◆ **PROBLEM**
Please give every record below again exactly, and keep the pictures out.

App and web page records

/---

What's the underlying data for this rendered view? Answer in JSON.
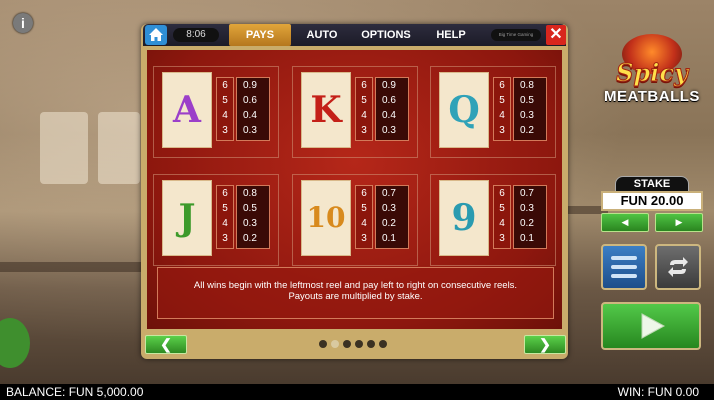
{
  "app": {
    "time": "8:06",
    "maker": "Big Time Gaming"
  },
  "tabs": [
    {
      "label": "PAYS",
      "active": true
    },
    {
      "label": "AUTO",
      "active": false
    },
    {
      "label": "OPTIONS",
      "active": false
    },
    {
      "label": "HELP",
      "active": false
    }
  ],
  "logo": {
    "line1": "Spicy",
    "line2": "MEATBALLS"
  },
  "paytable": [
    {
      "symbol": "A",
      "color": "#9b3fc9",
      "counts": [
        "6",
        "5",
        "4",
        "3"
      ],
      "pays": [
        "0.9",
        "0.6",
        "0.4",
        "0.3"
      ]
    },
    {
      "symbol": "K",
      "color": "#c42018",
      "counts": [
        "6",
        "5",
        "4",
        "3"
      ],
      "pays": [
        "0.9",
        "0.6",
        "0.4",
        "0.3"
      ]
    },
    {
      "symbol": "Q",
      "color": "#2fa2b8",
      "counts": [
        "6",
        "5",
        "4",
        "3"
      ],
      "pays": [
        "0.8",
        "0.5",
        "0.3",
        "0.2"
      ]
    },
    {
      "symbol": "J",
      "color": "#3d9a2a",
      "counts": [
        "6",
        "5",
        "4",
        "3"
      ],
      "pays": [
        "0.8",
        "0.5",
        "0.3",
        "0.2"
      ]
    },
    {
      "symbol": "10",
      "color": "#d88a1d",
      "counts": [
        "6",
        "5",
        "4",
        "3"
      ],
      "pays": [
        "0.7",
        "0.3",
        "0.2",
        "0.1"
      ]
    },
    {
      "symbol": "9",
      "color": "#2a9bb0",
      "counts": [
        "6",
        "5",
        "4",
        "3"
      ],
      "pays": [
        "0.7",
        "0.3",
        "0.2",
        "0.1"
      ]
    }
  ],
  "info": {
    "line1": "All wins begin with the leftmost reel and pay left to right on consecutive reels.",
    "line2": "Payouts are multiplied by stake."
  },
  "pagination": {
    "pages": 6,
    "current": 1
  },
  "stake": {
    "label": "STAKE",
    "value": "FUN 20.00"
  },
  "status": {
    "balance": "BALANCE: FUN 5,000.00",
    "win": "WIN: FUN 0.00"
  },
  "icons": {
    "info": "info-icon",
    "home": "home-icon",
    "close": "close-icon",
    "prev": "chevron-left-icon",
    "next": "chevron-right-icon",
    "menu": "menu-icon",
    "autoplay": "repeat-icon",
    "spin": "play-icon"
  }
}
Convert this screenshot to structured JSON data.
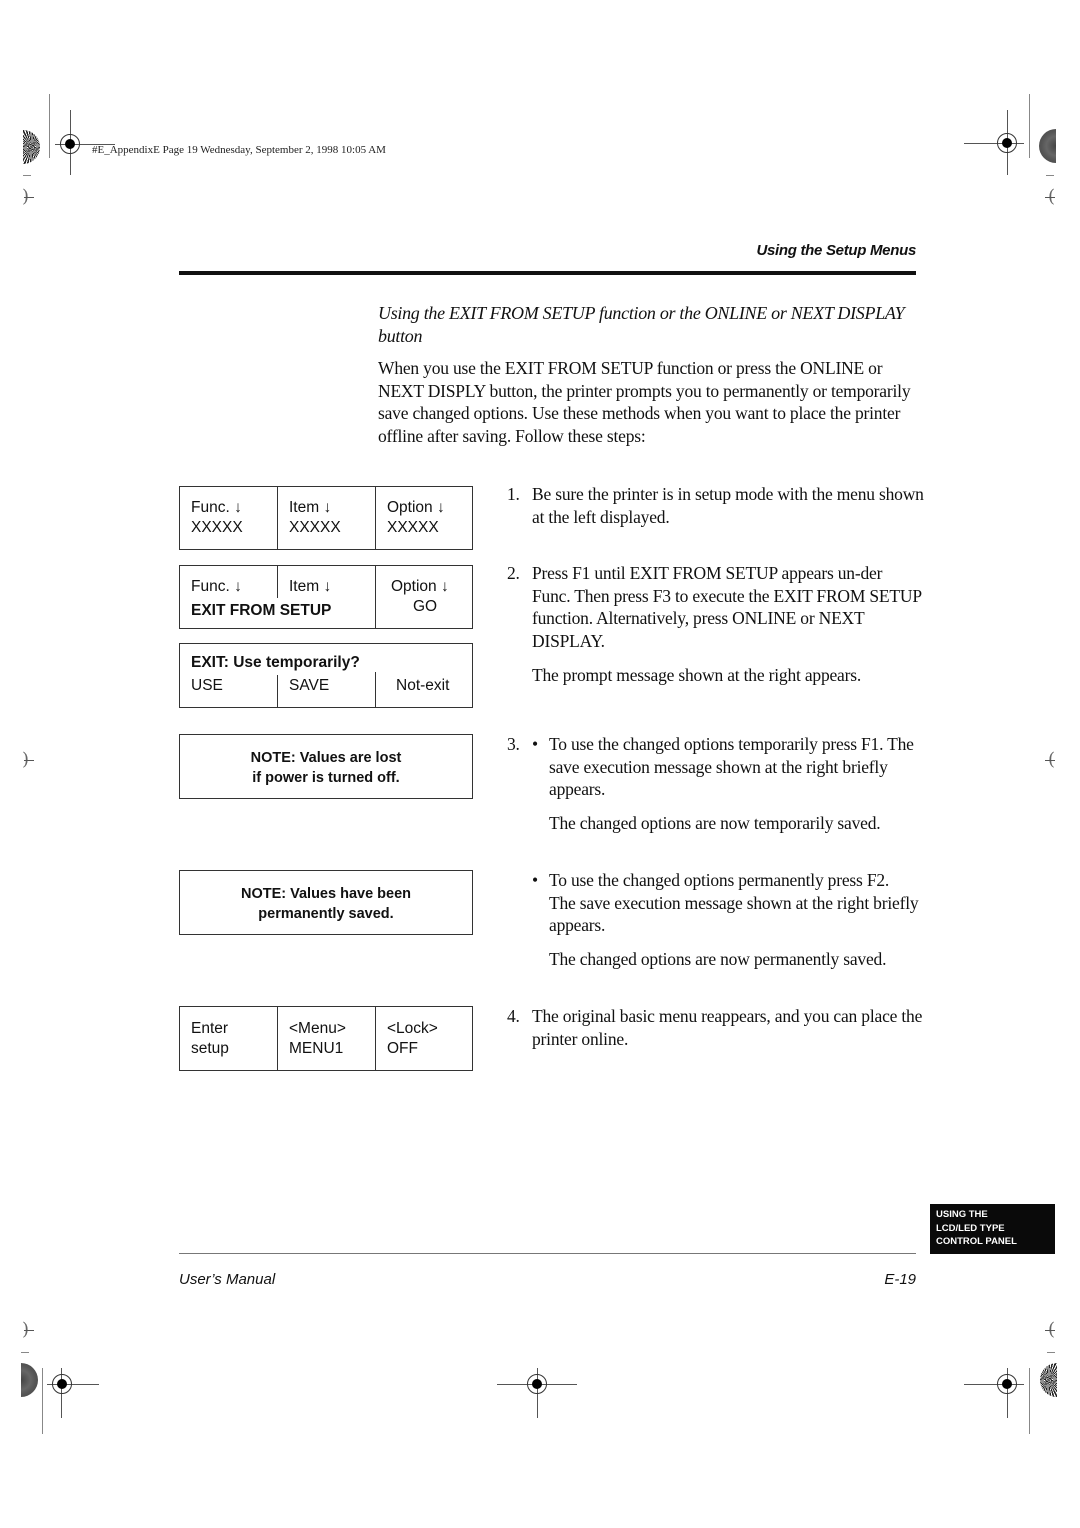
{
  "slug": "#E_AppendixE  Page 19  Wednesday, September 2, 1998  10:05 AM",
  "running_head": "Using the Setup Menus",
  "section_title": "Using the EXIT FROM SETUP function or the ONLINE or NEXT DISPLAY button",
  "intro": "When you use the EXIT FROM SETUP function or press the ONLINE or NEXT DISPLY button, the printer prompts you to permanently or temporarily save changed options. Use these methods when you want to place the printer offline after saving. Follow these steps:",
  "steps": [
    {
      "num": "1.",
      "text": "Be sure the printer is in setup mode with the menu shown at the left displayed."
    },
    {
      "num": "2.",
      "text": "Press F1 until EXIT FROM SETUP appears un-der Func. Then press F3 to execute the EXIT FROM SETUP function. Alternatively, press ONLINE or NEXT DISPLAY.",
      "followup": "The prompt message shown at the right appears."
    },
    {
      "num": "3.",
      "bullets": [
        {
          "bullet": "•",
          "text": "To use the changed options temporarily press F1. The save execution message shown at the right briefly appears.",
          "followup": "The changed options are now temporarily saved."
        },
        {
          "bullet": "•",
          "text": "To use the changed options permanently press F2. The save execution message shown at the right briefly appears.",
          "followup": "The changed options are now permanently saved."
        }
      ]
    },
    {
      "num": "4.",
      "text": "The original basic menu reappears, and you can place the printer online."
    }
  ],
  "lcd_displays": {
    "menu": {
      "func": "Func. ↓",
      "item": "Item ↓",
      "option": "Option ↓",
      "func_val": "XXXXX",
      "item_val": "XXXXX",
      "option_val": "XXXXX"
    },
    "exit_setup": {
      "func": "Func. ↓",
      "item": "Item ↓",
      "option": "Option ↓",
      "func_val": "EXIT FROM SETUP",
      "option_val": "GO"
    },
    "prompt": {
      "title": "EXIT: Use temporarily?",
      "opt1": "USE",
      "opt2": "SAVE",
      "opt3": "Not-exit"
    },
    "note_temp": {
      "line1": "NOTE: Values are lost",
      "line2": "if power is turned off."
    },
    "note_perm": {
      "line1": "NOTE: Values have been",
      "line2": "permanently saved."
    },
    "basic": {
      "c1_l1": "Enter",
      "c1_l2": "setup",
      "c2_l1": "<Menu>",
      "c2_l2": "MENU1",
      "c3_l1": "<Lock>",
      "c3_l2": "OFF"
    }
  },
  "side_tab": {
    "line1": "USING THE",
    "line2": "LCD/LED TYPE",
    "line3": "CONTROL PANEL"
  },
  "footer": {
    "left": "User’s Manual",
    "right": "E-19"
  }
}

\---

◆ **EXERCISE RESULT**
What's the underlying data for this rendered view? Answer in JSON.
{
  "app": {
    "time": "8:06",
    "maker": "Big Time Gaming"
  },
  "tabs": [
    {
      "label": "PAYS",
      "active": true
    },
    {
      "label": "AUTO",
      "active": false
    },
    {
      "label": "OPTIONS",
      "active": false
    },
    {
      "label": "HELP",
      "active": false
    }
  ],
  "logo": {
    "line1": "Spicy",
    "line2": "MEATBALLS"
  },
  "paytable": [
    {
      "symbol": "A",
      "color": "#9b3fc9",
      "counts": [
        "6",
        "5",
        "4",
        "3"
      ],
      "pays": [
        "0.9",
        "0.6",
        "0.4",
        "0.3"
      ]
    },
    {
      "symbol": "K",
      "color": "#c42018",
      "counts": [
        "6",
        "5",
        "4",
        "3"
      ],
      "pays": [
        "0.9",
        "0.6",
        "0.4",
        "0.3"
      ]
    },
    {
      "symbol": "Q",
      "color": "#2fa2b8",
      "counts": [
        "6",
        "5",
        "4",
        "3"
      ],
      "pays": [
        "0.8",
        "0.5",
        "0.3",
        "0.2"
      ]
    },
    {
      "symbol": "J",
      "color": "#3d9a2a",
      "counts": [
        "6",
        "5",
        "4",
        "3"
      ],
      "pays": [
        "0.8",
        "0.5",
        "0.3",
        "0.2"
      ]
    },
    {
      "symbol": "10",
      "color": "#d88a1d",
      "counts": [
        "6",
        "5",
        "4",
        "3"
      ],
      "pays": [
        "0.7",
        "0.3",
        "0.2",
        "0.1"
      ]
    },
    {
      "symbol": "9",
      "color": "#2a9bb0",
      "counts": [
        "6",
        "5",
        "4",
        "3"
      ],
      "pays": [
        "0.7",
        "0.3",
        "0.2",
        "0.1"
      ]
    }
  ],
  "info": {
    "line1": "All wins begin with the leftmost reel and pay left to right on consecutive reels.",
    "line2": "Payouts are multiplied by stake."
  },
  "pagination": {
    "pages": 6,
    "current": 1
  },
  "stake": {
    "label": "STAKE",
    "value": "FUN 20.00"
  },
  "status": {
    "balance": "BALANCE: FUN 5,000.00",
    "win": "WIN: FUN 0.00"
  },
  "icons": {
    "info": "info-icon",
    "home": "home-icon",
    "close": "close-icon",
    "prev": "chevron-left-icon",
    "next": "chevron-right-icon",
    "menu": "menu-icon",
    "autoplay": "repeat-icon",
    "spin": "play-icon"
  }
}
Convert this screenshot to structured JSON data.
{
  "slug": "#E_AppendixE  Page 19  Wednesday, September 2, 1998  10:05 AM",
  "running_head": "Using the Setup Menus",
  "section_title": "Using the EXIT FROM SETUP function or the ONLINE or NEXT DISPLAY button",
  "intro": "When you use the EXIT FROM SETUP function or press the ONLINE or NEXT DISPLY button, the printer prompts you to permanently or temporarily save changed options. Use these methods when you want to place the printer offline after saving. Follow these steps:",
  "steps": [
    {
      "num": "1.",
      "text": "Be sure the printer is in setup mode with the menu shown at the left displayed."
    },
    {
      "num": "2.",
      "text": "Press F1 until EXIT FROM SETUP appears un-der Func. Then press F3 to execute the EXIT FROM SETUP function. Alternatively, press ONLINE or NEXT DISPLAY.",
      "followup": "The prompt message shown at the right appears."
    },
    {
      "num": "3.",
      "bullets": [
        {
          "bullet": "•",
          "text": "To use the changed options temporarily press F1. The save execution message shown at the right briefly appears.",
          "followup": "The changed options are now temporarily saved."
        },
        {
          "bullet": "•",
          "text": "To use the changed options permanently press F2. The save execution message shown at the right briefly appears.",
          "followup": "The changed options are now permanently saved."
        }
      ]
    },
    {
      "num": "4.",
      "text": "The original basic menu reappears, and you can place the printer online."
    }
  ],
  "lcd_displays": {
    "menu": {
      "func": "Func. ↓",
      "item": "Item ↓",
      "option": "Option ↓",
      "func_val": "XXXXX",
      "item_val": "XXXXX",
      "option_val": "XXXXX"
    },
    "exit_setup": {
      "func": "Func. ↓",
      "item": "Item ↓",
      "option": "Option ↓",
      "func_val": "EXIT FROM SETUP",
      "option_val": "GO"
    },
    "prompt": {
      "title": "EXIT: Use temporarily?",
      "opt1": "USE",
      "opt2": "SAVE",
      "opt3": "Not-exit"
    },
    "note_temp": {
      "line1": "NOTE: Values are lost",
      "line2": "if power is turned off."
    },
    "note_perm": {
      "line1": "NOTE: Values have been",
      "line2": "permanently saved."
    },
    "basic": {
      "c1_l1": "Enter",
      "c1_l2": "setup",
      "c2_l1": "<Menu>",
      "c2_l2": "MENU1",
      "c3_l1": "<Lock>",
      "c3_l2": "OFF"
    }
  },
  "side_tab": {
    "line1": "USING THE",
    "line2": "LCD/LED TYPE",
    "line3": "CONTROL PANEL"
  },
  "footer": {
    "left": "User’s Manual",
    "right": "E-19"
  }
}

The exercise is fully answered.